■ WHAT TO WORK ON:
All lines from the one with "Output a JSON" through the end of the records below are to be given again exactly, and nothing else.

Dataset records:
- - - - -

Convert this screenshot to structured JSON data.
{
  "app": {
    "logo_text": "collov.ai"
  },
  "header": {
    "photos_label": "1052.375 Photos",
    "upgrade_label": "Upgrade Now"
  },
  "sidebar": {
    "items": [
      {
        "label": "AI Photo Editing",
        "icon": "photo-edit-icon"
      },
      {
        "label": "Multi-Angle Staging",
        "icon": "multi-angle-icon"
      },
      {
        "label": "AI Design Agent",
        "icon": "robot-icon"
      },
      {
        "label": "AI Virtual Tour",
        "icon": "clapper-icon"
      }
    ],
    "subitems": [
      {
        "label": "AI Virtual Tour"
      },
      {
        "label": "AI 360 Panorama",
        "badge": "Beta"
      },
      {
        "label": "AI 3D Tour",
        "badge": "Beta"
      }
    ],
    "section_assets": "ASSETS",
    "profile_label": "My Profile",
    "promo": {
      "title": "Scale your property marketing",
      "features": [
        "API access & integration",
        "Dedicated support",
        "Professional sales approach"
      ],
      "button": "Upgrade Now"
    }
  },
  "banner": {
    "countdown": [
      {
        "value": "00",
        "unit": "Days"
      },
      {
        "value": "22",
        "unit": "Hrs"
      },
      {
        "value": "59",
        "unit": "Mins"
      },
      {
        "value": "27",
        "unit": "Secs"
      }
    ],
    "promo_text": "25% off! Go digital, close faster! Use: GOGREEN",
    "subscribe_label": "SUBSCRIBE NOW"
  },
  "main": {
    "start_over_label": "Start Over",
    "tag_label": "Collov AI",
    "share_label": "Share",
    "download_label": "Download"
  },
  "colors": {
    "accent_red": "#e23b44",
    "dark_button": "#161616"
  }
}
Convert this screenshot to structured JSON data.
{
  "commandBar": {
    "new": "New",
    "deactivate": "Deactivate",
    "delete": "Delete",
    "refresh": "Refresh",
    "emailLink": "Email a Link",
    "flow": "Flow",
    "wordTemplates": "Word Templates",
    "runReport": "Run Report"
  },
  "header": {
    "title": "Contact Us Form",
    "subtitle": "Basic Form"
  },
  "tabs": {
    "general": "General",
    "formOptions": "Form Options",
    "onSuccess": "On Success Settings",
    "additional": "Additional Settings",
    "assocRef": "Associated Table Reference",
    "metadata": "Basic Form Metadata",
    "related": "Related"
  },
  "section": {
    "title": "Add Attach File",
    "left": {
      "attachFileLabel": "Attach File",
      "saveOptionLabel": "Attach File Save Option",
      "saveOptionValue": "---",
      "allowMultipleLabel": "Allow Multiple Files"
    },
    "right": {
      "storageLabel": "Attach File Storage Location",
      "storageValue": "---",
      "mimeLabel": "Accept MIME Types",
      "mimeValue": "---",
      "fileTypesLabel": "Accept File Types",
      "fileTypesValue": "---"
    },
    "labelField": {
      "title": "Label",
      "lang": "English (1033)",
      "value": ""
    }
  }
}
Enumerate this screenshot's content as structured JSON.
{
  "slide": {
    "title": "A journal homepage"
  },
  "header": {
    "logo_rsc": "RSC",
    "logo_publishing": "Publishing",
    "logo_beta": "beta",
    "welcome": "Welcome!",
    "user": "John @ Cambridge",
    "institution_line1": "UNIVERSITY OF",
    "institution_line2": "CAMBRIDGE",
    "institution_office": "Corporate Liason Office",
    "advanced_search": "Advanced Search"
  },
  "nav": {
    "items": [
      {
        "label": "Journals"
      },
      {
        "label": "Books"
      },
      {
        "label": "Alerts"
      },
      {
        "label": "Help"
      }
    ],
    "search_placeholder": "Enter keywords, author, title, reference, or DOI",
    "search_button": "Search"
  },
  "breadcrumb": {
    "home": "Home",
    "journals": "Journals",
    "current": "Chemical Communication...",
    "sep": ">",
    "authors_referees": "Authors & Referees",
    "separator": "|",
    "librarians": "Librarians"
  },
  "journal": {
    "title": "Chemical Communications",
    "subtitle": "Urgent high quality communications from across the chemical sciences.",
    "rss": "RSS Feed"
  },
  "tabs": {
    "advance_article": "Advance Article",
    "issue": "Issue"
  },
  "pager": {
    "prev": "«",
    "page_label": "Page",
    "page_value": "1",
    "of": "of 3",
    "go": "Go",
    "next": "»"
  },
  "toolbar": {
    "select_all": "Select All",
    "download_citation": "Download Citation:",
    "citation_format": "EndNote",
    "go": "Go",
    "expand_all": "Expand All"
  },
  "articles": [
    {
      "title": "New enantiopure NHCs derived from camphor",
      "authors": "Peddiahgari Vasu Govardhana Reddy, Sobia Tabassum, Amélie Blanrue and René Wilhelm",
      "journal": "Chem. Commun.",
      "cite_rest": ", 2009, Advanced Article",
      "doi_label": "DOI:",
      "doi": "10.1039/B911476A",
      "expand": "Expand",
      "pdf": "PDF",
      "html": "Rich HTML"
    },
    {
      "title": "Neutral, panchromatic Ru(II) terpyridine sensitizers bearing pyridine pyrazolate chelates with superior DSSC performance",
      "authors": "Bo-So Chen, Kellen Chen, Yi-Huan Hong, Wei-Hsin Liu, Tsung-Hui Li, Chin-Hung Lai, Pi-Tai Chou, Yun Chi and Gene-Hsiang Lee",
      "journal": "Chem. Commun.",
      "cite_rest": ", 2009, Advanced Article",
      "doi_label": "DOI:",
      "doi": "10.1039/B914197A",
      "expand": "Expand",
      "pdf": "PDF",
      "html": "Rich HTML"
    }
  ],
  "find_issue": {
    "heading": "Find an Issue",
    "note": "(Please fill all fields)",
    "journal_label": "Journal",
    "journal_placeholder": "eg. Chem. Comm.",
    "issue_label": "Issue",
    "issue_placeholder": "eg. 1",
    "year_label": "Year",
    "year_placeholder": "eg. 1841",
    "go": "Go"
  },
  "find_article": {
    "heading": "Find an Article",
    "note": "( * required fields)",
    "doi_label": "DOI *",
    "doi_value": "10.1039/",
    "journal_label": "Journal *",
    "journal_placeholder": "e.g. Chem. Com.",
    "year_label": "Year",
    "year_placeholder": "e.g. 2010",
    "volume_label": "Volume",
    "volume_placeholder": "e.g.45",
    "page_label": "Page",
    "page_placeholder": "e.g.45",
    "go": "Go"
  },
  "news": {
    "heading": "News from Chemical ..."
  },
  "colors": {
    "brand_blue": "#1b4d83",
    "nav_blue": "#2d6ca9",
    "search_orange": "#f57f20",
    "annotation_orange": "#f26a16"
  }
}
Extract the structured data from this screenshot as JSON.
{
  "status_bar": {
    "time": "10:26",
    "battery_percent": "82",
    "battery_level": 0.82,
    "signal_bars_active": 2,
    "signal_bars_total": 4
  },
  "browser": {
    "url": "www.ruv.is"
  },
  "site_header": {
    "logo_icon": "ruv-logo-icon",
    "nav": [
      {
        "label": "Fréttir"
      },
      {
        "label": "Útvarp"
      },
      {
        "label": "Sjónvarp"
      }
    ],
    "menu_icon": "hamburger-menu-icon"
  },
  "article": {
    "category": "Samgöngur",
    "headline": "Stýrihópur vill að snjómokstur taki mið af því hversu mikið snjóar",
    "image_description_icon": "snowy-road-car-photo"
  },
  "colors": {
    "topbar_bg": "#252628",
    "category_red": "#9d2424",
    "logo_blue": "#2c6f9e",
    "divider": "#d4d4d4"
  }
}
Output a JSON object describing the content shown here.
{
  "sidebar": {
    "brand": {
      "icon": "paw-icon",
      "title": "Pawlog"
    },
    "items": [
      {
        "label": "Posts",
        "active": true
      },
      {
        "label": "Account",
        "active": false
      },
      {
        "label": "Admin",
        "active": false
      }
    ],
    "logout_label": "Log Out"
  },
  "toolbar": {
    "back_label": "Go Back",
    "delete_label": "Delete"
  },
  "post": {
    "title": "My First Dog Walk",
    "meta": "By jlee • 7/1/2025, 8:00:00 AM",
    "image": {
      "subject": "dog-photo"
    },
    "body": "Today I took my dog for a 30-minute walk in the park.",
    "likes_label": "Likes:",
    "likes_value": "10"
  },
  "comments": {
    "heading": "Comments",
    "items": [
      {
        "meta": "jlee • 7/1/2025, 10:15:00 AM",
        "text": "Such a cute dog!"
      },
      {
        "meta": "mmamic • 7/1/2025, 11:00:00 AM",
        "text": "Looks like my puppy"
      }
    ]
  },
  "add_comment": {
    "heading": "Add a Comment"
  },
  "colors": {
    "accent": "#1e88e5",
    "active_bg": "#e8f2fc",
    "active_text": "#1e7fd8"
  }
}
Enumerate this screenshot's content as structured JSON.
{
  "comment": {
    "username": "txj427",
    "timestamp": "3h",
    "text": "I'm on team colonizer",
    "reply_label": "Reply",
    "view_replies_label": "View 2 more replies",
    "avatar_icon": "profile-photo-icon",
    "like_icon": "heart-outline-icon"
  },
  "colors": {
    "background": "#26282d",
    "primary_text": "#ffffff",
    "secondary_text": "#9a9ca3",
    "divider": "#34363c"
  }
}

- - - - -

■ REPLY:
Output a JSON object describing the content shown here.
{
  "sidebar": {
    "brand": {
      "icon": "paw-icon",
      "title": "Pawlog"
    },
    "items": [
      {
        "label": "Posts",
        "active": true
      },
      {
        "label": "Account",
        "active": false
      },
      {
        "label": "Admin",
        "active": false
      }
    ],
    "logout_label": "Log Out"
  },
  "toolbar": {
    "back_label": "Go Back",
    "delete_label": "Delete"
  },
  "post": {
    "title": "My First Dog Walk",
    "meta": "By jlee • 7/1/2025, 8:00:00 AM",
    "image": {
      "subject": "dog-photo"
    },
    "body": "Today I took my dog for a 30-minute walk in the park.",
    "likes_label": "Likes:",
    "likes_value": "10"
  },
  "comments": {
    "heading": "Comments",
    "items": [
      {
        "meta": "jlee • 7/1/2025, 10:15:00 AM",
        "text": "Such a cute dog!"
      },
      {
        "meta": "mmamic • 7/1/2025, 11:00:00 AM",
        "text": "Looks like my puppy"
      }
    ]
  },
  "add_comment": {
    "heading": "Add a Comment"
  },
  "colors": {
    "accent": "#1e88e5",
    "active_bg": "#e8f2fc",
    "active_text": "#1e7fd8"
  }
}
Enumerate this screenshot's content as structured JSON.
{
  "comment": {
    "username": "txj427",
    "timestamp": "3h",
    "text": "I'm on team colonizer",
    "reply_label": "Reply",
    "view_replies_label": "View 2 more replies",
    "avatar_icon": "profile-photo-icon",
    "like_icon": "heart-outline-icon"
  },
  "colors": {
    "background": "#26282d",
    "primary_text": "#ffffff",
    "secondary_text": "#9a9ca3",
    "divider": "#34363c"
  }
}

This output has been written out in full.